_EXERCISE REQUIREMENTS:_ Copy out every line of the records in which "title" can be found.

─── TASK INPUTS

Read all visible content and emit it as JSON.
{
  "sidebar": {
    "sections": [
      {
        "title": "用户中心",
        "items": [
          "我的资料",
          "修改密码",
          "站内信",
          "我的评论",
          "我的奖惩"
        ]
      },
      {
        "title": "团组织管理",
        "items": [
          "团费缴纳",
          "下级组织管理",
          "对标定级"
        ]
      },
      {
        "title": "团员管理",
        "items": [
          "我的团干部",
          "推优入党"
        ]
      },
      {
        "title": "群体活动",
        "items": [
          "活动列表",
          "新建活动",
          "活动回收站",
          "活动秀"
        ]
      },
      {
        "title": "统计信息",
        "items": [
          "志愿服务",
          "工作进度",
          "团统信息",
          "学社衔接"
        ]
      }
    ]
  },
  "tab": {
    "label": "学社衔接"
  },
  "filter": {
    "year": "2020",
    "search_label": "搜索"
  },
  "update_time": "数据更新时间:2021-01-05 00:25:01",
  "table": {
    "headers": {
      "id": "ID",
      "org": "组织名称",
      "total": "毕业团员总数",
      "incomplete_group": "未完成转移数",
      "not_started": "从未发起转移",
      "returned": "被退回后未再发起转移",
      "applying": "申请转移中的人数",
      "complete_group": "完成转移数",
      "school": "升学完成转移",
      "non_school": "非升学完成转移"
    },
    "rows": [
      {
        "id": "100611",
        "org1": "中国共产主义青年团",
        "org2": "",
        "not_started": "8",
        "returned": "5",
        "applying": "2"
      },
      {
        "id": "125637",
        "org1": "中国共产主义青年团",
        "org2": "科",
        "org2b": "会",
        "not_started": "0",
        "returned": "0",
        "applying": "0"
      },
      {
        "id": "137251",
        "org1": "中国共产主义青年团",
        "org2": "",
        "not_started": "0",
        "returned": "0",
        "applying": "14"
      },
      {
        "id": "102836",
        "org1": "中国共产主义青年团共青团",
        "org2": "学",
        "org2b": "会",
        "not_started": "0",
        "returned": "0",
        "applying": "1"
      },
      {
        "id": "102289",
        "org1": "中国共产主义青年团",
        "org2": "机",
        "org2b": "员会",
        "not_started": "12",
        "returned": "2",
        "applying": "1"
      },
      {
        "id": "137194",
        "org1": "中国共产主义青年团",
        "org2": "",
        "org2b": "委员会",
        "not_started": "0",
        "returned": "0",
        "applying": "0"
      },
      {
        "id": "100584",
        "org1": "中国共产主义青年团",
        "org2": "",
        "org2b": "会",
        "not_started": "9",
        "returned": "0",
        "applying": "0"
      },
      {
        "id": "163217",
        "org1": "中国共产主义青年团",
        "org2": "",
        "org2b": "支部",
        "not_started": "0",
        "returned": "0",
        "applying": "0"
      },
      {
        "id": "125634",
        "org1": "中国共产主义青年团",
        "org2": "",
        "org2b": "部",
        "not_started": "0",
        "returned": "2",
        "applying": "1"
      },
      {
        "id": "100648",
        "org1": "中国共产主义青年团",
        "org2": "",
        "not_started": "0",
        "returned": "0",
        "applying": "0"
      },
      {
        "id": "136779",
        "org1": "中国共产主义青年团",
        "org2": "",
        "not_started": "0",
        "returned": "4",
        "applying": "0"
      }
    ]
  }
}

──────
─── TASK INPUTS

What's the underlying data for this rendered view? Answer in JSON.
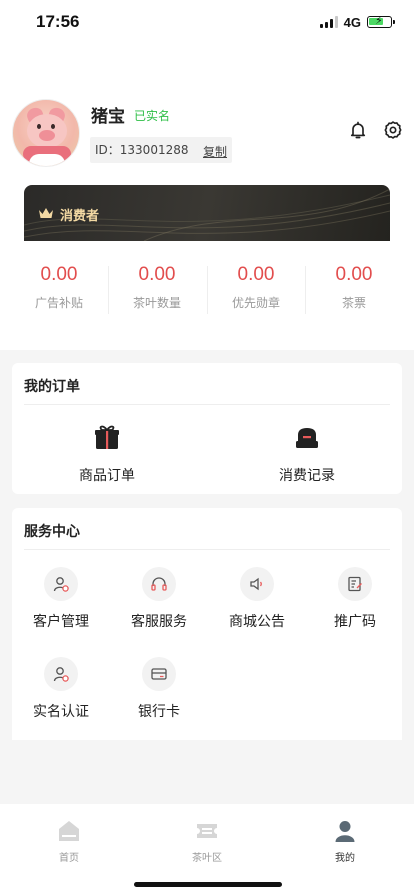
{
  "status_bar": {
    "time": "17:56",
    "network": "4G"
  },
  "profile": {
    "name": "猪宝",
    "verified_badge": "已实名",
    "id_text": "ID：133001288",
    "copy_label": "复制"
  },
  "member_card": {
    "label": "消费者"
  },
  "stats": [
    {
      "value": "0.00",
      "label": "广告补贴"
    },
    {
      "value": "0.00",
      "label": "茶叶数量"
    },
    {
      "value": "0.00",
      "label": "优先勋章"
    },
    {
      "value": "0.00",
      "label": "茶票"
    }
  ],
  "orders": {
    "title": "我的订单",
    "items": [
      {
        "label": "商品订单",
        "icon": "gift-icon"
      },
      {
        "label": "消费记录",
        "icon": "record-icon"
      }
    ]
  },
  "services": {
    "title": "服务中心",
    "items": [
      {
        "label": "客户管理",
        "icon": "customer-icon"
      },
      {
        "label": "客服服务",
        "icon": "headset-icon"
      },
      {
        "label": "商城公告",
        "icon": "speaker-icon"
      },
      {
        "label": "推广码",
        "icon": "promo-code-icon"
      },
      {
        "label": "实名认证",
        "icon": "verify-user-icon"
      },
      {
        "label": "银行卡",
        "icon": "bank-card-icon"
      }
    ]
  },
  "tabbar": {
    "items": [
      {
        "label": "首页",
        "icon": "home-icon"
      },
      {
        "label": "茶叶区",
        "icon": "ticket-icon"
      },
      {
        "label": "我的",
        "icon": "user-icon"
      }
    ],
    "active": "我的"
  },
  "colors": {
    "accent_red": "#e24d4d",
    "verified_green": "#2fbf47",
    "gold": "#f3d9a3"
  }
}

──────
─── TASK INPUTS

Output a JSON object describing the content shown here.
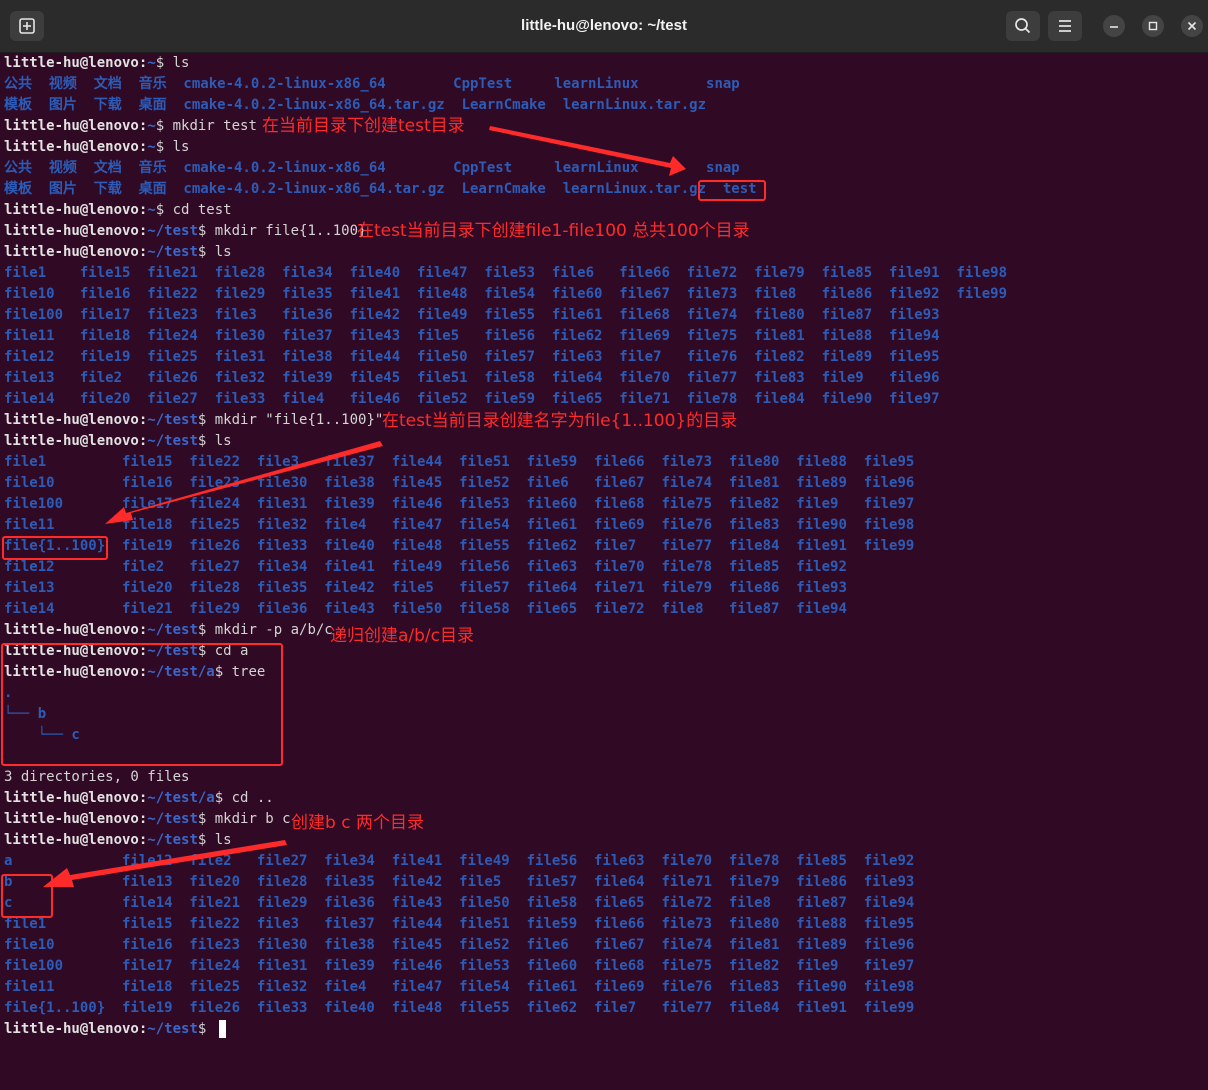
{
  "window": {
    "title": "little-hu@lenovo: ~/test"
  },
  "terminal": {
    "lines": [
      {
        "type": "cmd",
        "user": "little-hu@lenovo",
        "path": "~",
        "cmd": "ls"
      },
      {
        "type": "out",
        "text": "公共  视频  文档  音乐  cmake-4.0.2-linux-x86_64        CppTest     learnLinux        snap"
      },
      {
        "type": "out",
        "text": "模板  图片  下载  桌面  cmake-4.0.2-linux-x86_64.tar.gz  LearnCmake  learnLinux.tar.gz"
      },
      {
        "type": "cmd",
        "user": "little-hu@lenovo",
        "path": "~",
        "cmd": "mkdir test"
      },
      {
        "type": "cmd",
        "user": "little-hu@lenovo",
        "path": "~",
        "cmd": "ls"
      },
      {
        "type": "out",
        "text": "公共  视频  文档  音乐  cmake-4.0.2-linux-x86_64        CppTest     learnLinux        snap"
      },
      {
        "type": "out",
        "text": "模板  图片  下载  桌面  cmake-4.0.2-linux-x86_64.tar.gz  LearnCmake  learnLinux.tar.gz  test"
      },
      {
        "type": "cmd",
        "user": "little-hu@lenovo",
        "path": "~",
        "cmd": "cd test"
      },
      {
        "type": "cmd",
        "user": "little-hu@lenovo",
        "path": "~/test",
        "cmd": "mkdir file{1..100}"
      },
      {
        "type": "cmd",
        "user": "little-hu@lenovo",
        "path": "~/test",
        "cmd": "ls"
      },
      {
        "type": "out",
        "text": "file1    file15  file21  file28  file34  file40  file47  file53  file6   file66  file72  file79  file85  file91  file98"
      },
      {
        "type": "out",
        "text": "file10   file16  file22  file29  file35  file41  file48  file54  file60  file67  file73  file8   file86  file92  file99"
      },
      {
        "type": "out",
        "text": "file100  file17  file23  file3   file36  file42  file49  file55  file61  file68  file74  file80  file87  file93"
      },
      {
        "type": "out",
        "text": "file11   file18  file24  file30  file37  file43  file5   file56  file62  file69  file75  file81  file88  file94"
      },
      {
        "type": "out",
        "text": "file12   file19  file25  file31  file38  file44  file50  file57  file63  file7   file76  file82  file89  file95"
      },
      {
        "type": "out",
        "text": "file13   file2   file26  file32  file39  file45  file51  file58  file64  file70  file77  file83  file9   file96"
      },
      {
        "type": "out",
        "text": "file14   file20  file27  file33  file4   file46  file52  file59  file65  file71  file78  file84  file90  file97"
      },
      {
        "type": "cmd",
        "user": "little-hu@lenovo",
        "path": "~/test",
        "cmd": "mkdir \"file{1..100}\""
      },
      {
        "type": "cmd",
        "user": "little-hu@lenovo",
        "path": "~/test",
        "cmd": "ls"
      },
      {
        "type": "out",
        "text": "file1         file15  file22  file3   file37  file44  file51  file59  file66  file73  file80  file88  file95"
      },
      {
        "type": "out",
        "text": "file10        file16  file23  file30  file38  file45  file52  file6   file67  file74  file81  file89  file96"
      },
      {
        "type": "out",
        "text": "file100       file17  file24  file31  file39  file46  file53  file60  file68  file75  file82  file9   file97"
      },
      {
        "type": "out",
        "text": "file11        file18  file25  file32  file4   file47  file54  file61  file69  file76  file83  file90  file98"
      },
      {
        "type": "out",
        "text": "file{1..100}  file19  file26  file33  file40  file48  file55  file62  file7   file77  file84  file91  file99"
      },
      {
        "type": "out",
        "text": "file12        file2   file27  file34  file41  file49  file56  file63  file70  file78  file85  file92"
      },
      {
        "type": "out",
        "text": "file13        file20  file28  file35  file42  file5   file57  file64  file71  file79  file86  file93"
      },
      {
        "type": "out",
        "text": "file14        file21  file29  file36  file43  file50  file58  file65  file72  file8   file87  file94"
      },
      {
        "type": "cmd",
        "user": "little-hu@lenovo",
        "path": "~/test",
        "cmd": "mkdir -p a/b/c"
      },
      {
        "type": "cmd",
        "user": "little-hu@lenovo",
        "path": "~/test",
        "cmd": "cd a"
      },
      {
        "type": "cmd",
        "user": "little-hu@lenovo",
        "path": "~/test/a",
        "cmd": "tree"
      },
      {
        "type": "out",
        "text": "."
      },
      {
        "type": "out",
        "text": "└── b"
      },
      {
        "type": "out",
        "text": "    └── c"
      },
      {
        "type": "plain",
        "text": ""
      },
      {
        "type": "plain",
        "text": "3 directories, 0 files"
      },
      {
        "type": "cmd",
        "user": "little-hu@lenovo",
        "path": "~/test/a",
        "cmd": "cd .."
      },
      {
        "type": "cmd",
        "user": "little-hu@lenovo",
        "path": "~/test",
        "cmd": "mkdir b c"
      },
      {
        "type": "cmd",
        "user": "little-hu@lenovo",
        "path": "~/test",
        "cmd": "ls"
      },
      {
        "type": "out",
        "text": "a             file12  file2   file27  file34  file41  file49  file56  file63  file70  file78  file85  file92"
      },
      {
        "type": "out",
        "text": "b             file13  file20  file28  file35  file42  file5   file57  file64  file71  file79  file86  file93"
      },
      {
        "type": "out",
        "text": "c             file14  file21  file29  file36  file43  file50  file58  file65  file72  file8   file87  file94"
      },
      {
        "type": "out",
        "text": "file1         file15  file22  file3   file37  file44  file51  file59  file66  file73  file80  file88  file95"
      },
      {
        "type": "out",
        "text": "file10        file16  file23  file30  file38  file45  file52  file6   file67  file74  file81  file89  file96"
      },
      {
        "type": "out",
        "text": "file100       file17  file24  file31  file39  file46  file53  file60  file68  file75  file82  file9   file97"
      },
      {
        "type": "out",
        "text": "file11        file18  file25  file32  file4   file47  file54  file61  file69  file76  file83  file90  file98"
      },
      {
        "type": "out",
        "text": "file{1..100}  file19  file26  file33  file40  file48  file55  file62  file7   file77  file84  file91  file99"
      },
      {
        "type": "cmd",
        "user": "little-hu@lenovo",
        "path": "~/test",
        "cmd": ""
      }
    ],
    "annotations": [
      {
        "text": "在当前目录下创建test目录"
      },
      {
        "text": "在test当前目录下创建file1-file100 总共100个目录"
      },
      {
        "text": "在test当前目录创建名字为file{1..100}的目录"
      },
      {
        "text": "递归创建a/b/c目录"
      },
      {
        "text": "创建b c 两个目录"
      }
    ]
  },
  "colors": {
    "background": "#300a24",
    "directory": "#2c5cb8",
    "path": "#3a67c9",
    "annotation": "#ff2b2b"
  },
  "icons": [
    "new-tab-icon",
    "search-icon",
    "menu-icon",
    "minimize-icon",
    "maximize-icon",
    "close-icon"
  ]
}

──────

_ANSWER TO THE EXERCISE:_
        "title": "用户中心",
        "title": "团组织管理",
        "title": "团员管理",
        "title": "群体活动",
        "title": "统计信息",
    "title": "我的订单",
    "title": "服务中心",
    "title": "little-hu@lenovo: ~/test"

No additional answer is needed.